This, it must be said, is a fantastic venue for a gig. RTM hasn’t been here for about 25 years – then our teenage selves were more concerned with messing about with the binoculars than we were with actually watching “Romeo And Juliet”, but now, as (definitely) older and (hopefully) wiser, we find ourselves with a quite stunning view of proceedings.
Possibly Wes Finch was a touch overawed too by it all too. Because he seems just a little timid during his opening numbers, with “Pinch of Salt” in particular, you feel, having the potential to be a decent melancholy folk song, but lacking something.
Then midway through his 45 minute set, something happens. He plays a gritty, bluesy, Robert Johnson cover and all of a sudden he’s off and running. “Ring On The Riverbed” is a tale of lost love and “The Punchline” is likewise, a fine song. You can almost see the confidence flooding through him and Finch’s set is one that ended up way better than it started.
If Billy Bragg has ever lacked confidence he’s never shown it in all the times RTM has seen him. And – backed with a band for more than half two hours he’s on stage tonight – he is pretty unstoppable.
This jaunt (tonight at the RSC is the first date on his UK tour) is in support of his new recprds “Tooth and Nail”. In RTM’s opinion it is a real return to form after the patchy “England Half English” and “Mr Love And Justice” albums that he’s put out in the last decade. That is reflected in tonight’s performance, which sees around half of it played. Bragg hasn’t sounded this good – or appeared this energised - in years.
Beginning with one of his political numbers in “Ideology” he is soon aplogising to the bard for his grammar in the track “No One Knows Nothing Anymore” by track three is playing one his many Woody Guthrie songs in “Way Over Yonder In The Minor Key” – and that in a nutshell is Bragg summed up. No one else can shift so effortlessly or so well between different styles, from singer/songwriter to Folk to Rock to almost punk, so easily well and no one can do political songs and shift to love songs quite so skillfully.

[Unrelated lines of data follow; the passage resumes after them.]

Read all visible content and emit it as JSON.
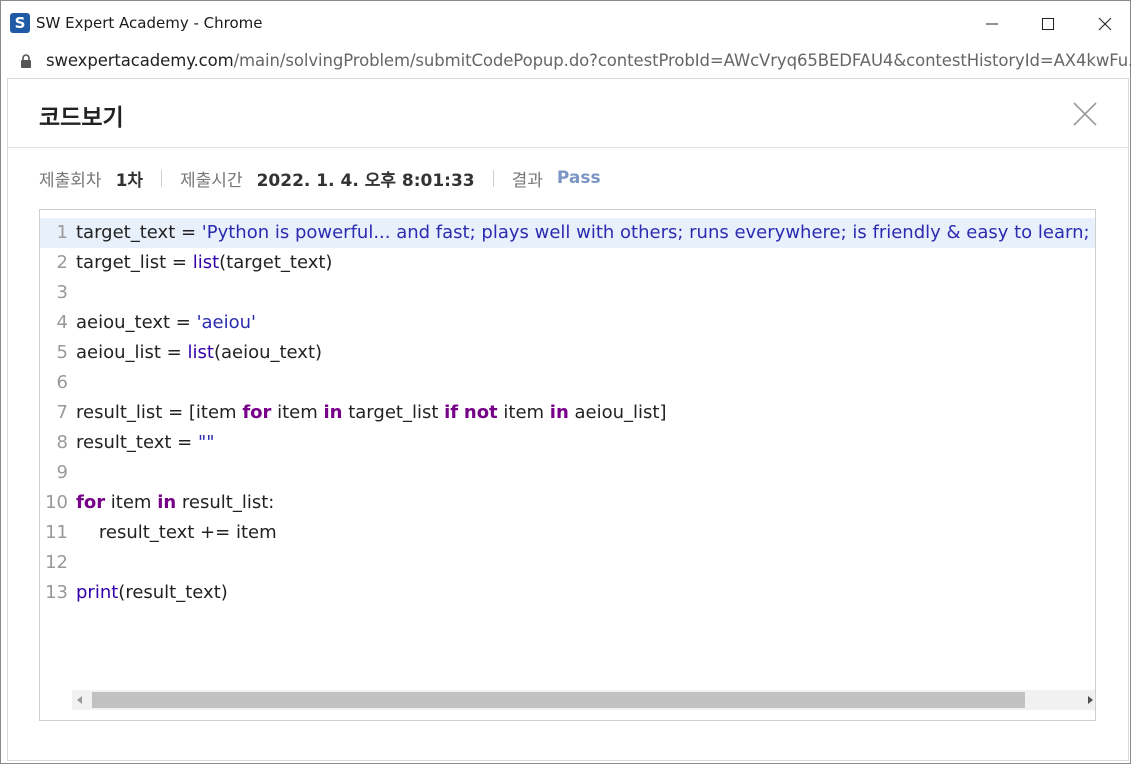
{
  "window": {
    "title": "SW Expert Academy - Chrome",
    "app_icon_letter": "S",
    "controls": {
      "minimize": "minimize-icon",
      "maximize": "maximize-icon",
      "close": "close-icon"
    }
  },
  "address_bar": {
    "domain": "swexpertacademy.com",
    "path": "/main/solvingProblem/submitCodePopup.do?contestProbId=AWcVryq65BEDFAU4&contestHistoryId=AX4kwFu..."
  },
  "popup": {
    "title": "코드보기",
    "meta": {
      "submission_label": "제출회차",
      "submission_value": "1차",
      "time_label": "제출시간",
      "time_value": "2022. 1. 4. 오후 8:01:33",
      "result_label": "결과",
      "result_value": "Pass"
    },
    "colors": {
      "pass": "#7b96c4",
      "string": "#2b2bb0",
      "keyword": "#770088",
      "builtin": "#3300aa",
      "active_line": "#e8f0fc"
    },
    "code": {
      "active_line": 1,
      "lines": [
        {
          "n": "1",
          "tokens": [
            [
              "target_text = ",
              ""
            ],
            [
              "'Python is powerful... and fast; plays well with others; runs everywhere; is friendly & easy to learn; is Open",
              "str"
            ]
          ]
        },
        {
          "n": "2",
          "tokens": [
            [
              "target_list = ",
              ""
            ],
            [
              "list",
              "builtin"
            ],
            [
              "(target_text)",
              ""
            ]
          ]
        },
        {
          "n": "3",
          "tokens": []
        },
        {
          "n": "4",
          "tokens": [
            [
              "aeiou_text = ",
              ""
            ],
            [
              "'aeiou'",
              "str"
            ]
          ]
        },
        {
          "n": "5",
          "tokens": [
            [
              "aeiou_list = ",
              ""
            ],
            [
              "list",
              "builtin"
            ],
            [
              "(aeiou_text)",
              ""
            ]
          ]
        },
        {
          "n": "6",
          "tokens": []
        },
        {
          "n": "7",
          "tokens": [
            [
              "result_list = [item ",
              ""
            ],
            [
              "for",
              "kw"
            ],
            [
              " item ",
              ""
            ],
            [
              "in",
              "kw"
            ],
            [
              " target_list ",
              ""
            ],
            [
              "if",
              "kw"
            ],
            [
              " ",
              ""
            ],
            [
              "not",
              "kw"
            ],
            [
              " item ",
              ""
            ],
            [
              "in",
              "kw"
            ],
            [
              " aeiou_list]",
              ""
            ]
          ]
        },
        {
          "n": "8",
          "tokens": [
            [
              "result_text = ",
              ""
            ],
            [
              "\"\"",
              "str"
            ]
          ]
        },
        {
          "n": "9",
          "tokens": []
        },
        {
          "n": "10",
          "tokens": [
            [
              "for",
              "kw"
            ],
            [
              " item ",
              ""
            ],
            [
              "in",
              "kw"
            ],
            [
              " result_list:",
              ""
            ]
          ]
        },
        {
          "n": "11",
          "tokens": [
            [
              "    result_text += item",
              ""
            ]
          ]
        },
        {
          "n": "12",
          "tokens": []
        },
        {
          "n": "13",
          "tokens": [
            [
              "print",
              "builtin"
            ],
            [
              "(result_text)",
              ""
            ]
          ]
        }
      ]
    }
  }
}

There are those who think that Bragg has gone soft in his older age and that he doesn’t write scathing attacks on the right wing political beliefs anymore. He plays “Between The Wars” (dedicated to Margaret Thatcher) and as if to prove he has still got the fire, he follows it up with his condemnation of the modern tabloid press “Never Buy The Sun.”
More than anything, though, tonight is a fun gig with a real warmth at its heart. Encoring with the lead track from “…Nail” “Handyman Blues” a tale of his hopelessness at DIY (which contains the fabulous line “I know you think I’m just reading the paper/But these ideas I will turn to goldust later” ) before singing off with the classic “Waiting For The Great Leap Forwards” this really has been a night to remind yourself that Bragg is still absolutely, totally relvant.
Like the tea towel (no, really) he is selling in the foyer says, Bragg is marmite. You love him or hate him. Of course, we are in the former camp. And to paraphrase his most famous song (one which is not played tonight) Bragg doesn’t want to change the world, he’s just looking for a better England – and entertaining while he does it. And he is superb tonight.